    The majority are uncontrolled, unintelligent, often psychologically affected women, living under bad circumstances and doing some sort of substance abuse. Alcoholism is rampant under such people, so is a lack of educational effort. The children display behavioural problems early on and the most obvious trait of the parents is mental dullness.

    If you cut off significant psychological deviations, low IQ and families affected by substance abuse, I guarantee that even for the lower social classes the rate would drop drastically, very drastically. Its just that most of these people fall into this category of “low social class”, because their character doesn’t align well with middle and higher class demands.

    But the more decent and functional lower class families are almost as unlikely to have a “Kuckuckskind” (“cuckoo-child”). Is that term known in American English? Its the best description of the problem, considering how a cuckoo is behaving.

    I might add that in a lot of such “families” the husband actually knows he is not the biological father. But these couples are often preoccupied with other personal problems so much, that this is not even the biggest problem they are facing. Quite often both are so dull, they don’t care about many things others might take as highly important. Similar to mentally impaired people in general.

    “They did check birth records (in civil registries in the last two centuries and in church books earlier), and made sure the birth happened after marriage, and that the child wasn’t disowned later.”

    Is that true?
    That’s a big problem for the numbers, because more intelligent fathers will usually see or otherwise find out that the child is not theirs. Or more ethical mothers might at some point tell the truth, the husband, but the child in particular. So it might come up.

    This would really distort the result for the middle and upper class to some degree, since they lack stupidity and dullness, while there is every more reason to care for disinheritance. Because in the dysfunctional families at the bottom I described earlier, there is actually little reason or energy to care for the inheritance anyway.

    So how many of the children were disowned would be of great interest.

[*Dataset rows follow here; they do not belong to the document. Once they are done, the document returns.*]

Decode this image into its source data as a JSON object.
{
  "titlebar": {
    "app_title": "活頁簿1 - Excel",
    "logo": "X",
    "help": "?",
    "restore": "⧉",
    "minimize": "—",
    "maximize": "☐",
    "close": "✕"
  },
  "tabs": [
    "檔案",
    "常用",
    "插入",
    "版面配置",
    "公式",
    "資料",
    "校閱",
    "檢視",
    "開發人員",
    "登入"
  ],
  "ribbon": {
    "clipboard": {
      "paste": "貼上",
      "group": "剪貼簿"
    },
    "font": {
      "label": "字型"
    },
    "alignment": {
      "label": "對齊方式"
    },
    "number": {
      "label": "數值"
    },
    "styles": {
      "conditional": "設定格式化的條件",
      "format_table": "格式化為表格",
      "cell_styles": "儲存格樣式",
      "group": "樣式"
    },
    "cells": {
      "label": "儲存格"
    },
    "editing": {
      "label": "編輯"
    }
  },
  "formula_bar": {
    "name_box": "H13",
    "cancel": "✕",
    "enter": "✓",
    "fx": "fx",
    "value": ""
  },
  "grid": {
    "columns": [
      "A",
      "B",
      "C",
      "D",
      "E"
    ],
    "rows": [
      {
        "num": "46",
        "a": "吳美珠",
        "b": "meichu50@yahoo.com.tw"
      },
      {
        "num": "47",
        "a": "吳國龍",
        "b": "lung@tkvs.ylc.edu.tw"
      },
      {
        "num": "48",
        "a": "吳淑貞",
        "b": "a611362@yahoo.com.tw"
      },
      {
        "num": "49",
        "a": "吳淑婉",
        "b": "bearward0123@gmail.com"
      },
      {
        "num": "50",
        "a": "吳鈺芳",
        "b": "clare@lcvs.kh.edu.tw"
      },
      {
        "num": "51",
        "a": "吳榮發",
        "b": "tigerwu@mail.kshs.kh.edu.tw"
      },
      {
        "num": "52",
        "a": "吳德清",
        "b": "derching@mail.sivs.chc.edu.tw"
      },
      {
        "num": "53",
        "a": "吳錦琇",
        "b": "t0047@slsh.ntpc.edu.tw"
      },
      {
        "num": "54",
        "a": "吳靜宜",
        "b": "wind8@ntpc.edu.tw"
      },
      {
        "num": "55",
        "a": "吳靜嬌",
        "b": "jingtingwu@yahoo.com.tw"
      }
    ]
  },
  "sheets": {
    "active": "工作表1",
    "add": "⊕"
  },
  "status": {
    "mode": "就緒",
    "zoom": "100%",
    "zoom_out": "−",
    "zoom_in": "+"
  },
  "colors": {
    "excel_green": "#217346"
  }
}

  5. Just a question: do you know of any non-paternity studies performed in Asian countries? I suspect the percentage would be low, but I was wondering if there was any backing for that feeling.

    Thank you


Comments are closed.